Free intra-county public transport, which seems to be in Estonia, but which is not everywhere, was severely criticized in the report of the National Audit Office. The National Audit Office analyzed 2017–2019. public transport statistics for 2006 and concluded that the target was not met. The goal was for a quarter of employees to use public transport instead of a private car to go to work. In addition, public spending on free transport is growing faster than expected.
According to Ailar Ladva, Adviser of the Haapsalu Urban Environment, public transport is expensive – the distances are long and the population is sparse. This is not just about Lääne County. The politicians of the Center Party immediately responded to the criticism of the National Audit Office, eagerly defending the service, which is becoming especially expensive in sparsely populated areas.
But what would be the options then? Go back to paid transportation or continue on a free course?
There are almost no good choices right now. At a high level, fast and flexible public transport costs a lot and public spending should increase significantly in this case. Restarting the ticketing system is also not cheap, and sparsely populated areas are the ones where it pays off the least. Besides, if you suddenly start asking for money for a free service, it can be a problem for many.
The focus on the development of public transport should have started a long time ago – when car use was not so widespread. To move back from the car to public transport, it is necessary to offer much more convenient connections at a much cheaper price.
Real development is going the other way one way or another. If there are no or few passengers, the routes will be reduced. As has already happened. When choosing a place to work and live, a person takes into account the opportunities that currently exist.
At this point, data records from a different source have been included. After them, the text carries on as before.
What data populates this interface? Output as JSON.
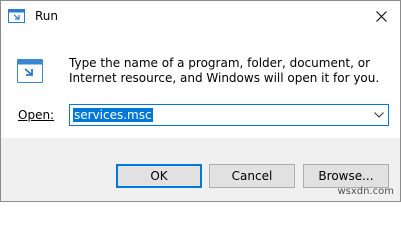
{
  "window": {
    "title": "Run",
    "close_icon": "close-icon",
    "run_icon": "run-app-icon"
  },
  "dialog": {
    "description": "Type the name of a program, folder, document, or Internet resource, and Windows will open it for you.",
    "open_label": "Open:",
    "open_value": "services.msc",
    "dropdown_icon": "chevron-down-icon"
  },
  "buttons": {
    "ok": "OK",
    "cancel": "Cancel",
    "browse": "Browse..."
  },
  "watermark": "wsxdn.com",
  "colors": {
    "accent": "#0078d7",
    "footer_bg": "#f0f0f0",
    "button_bg": "#e1e1e1"
  }
}
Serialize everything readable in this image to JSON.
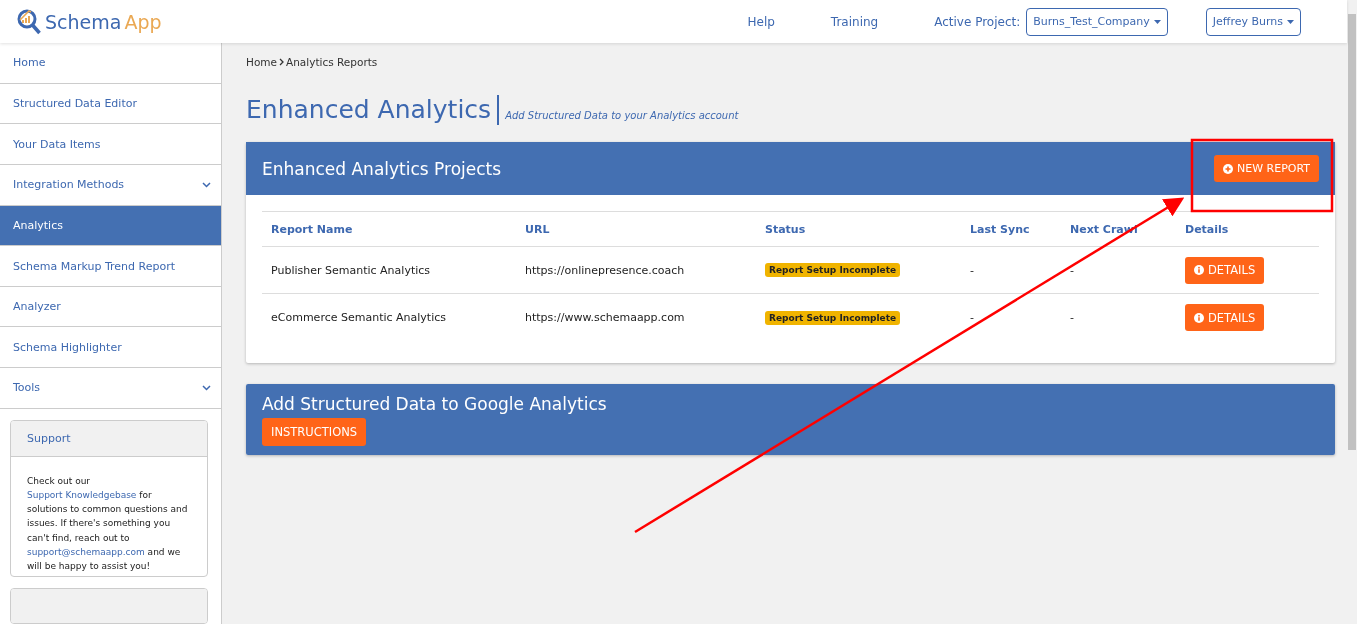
{
  "header": {
    "logo": {
      "word_1": "Schema",
      "word_2": "App"
    },
    "links": [
      "Help",
      "Training"
    ],
    "project_label": "Active Project:",
    "project": "Burns_Test_Company",
    "user": "Jeffrey Burns"
  },
  "sidebar": {
    "items": [
      {
        "label": "Home",
        "selected": false,
        "expandable": false
      },
      {
        "label": "Structured Data Editor",
        "selected": false,
        "expandable": false
      },
      {
        "label": "Your Data Items",
        "selected": false,
        "expandable": false
      },
      {
        "label": "Integration Methods",
        "selected": false,
        "expandable": true
      },
      {
        "label": "Analytics",
        "selected": true,
        "expandable": false
      },
      {
        "label": "Schema Markup Trend Report",
        "selected": false,
        "expandable": false
      },
      {
        "label": "Analyzer",
        "selected": false,
        "expandable": false
      },
      {
        "label": "Schema Highlighter",
        "selected": false,
        "expandable": false
      },
      {
        "label": "Tools",
        "selected": false,
        "expandable": true
      }
    ],
    "support": {
      "title": "Support",
      "text": [
        {
          "text": "Check out our ",
          "link": false
        },
        {
          "text": "Support Knowledgebase",
          "link": true
        },
        {
          "text": " for solutions to common questions and issues. If there's something you can't find, reach out to ",
          "link": false
        },
        {
          "text": "support@schemaapp.com",
          "link": true
        },
        {
          "text": " and we will be happy to assist you!",
          "link": false
        }
      ]
    }
  },
  "breadcrumb": [
    "Home",
    "Analytics Reports"
  ],
  "page_title": "Enhanced Analytics",
  "page_subtitle": "Add Structured Data to your Analytics account",
  "projects_panel": {
    "title": "Enhanced Analytics Projects",
    "new_button": "NEW REPORT",
    "table": {
      "columns": [
        "Report Name",
        "URL",
        "Status",
        "Last Sync",
        "Next Crawl",
        "Details"
      ],
      "rows": [
        {
          "name": "Publisher Semantic Analytics",
          "url": "https://onlinepresence.coach",
          "status": "Report Setup Incomplete",
          "last_sync": "-",
          "next_crawl": "-",
          "button": "DETAILS"
        },
        {
          "name": "eCommerce Semantic Analytics",
          "url": "https://www.schemaapp.com",
          "status": "Report Setup Incomplete",
          "last_sync": "-",
          "next_crawl": "-",
          "button": "DETAILS"
        }
      ]
    }
  },
  "instructions_panel": {
    "title": "Add Structured Data to Google Analytics",
    "button": "INSTRUCTIONS"
  }
}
In a way, the spread of the coronavirus also reduces the possibilities of public transport, which made many of those who otherwise rode a bus with good appetite prefer a car.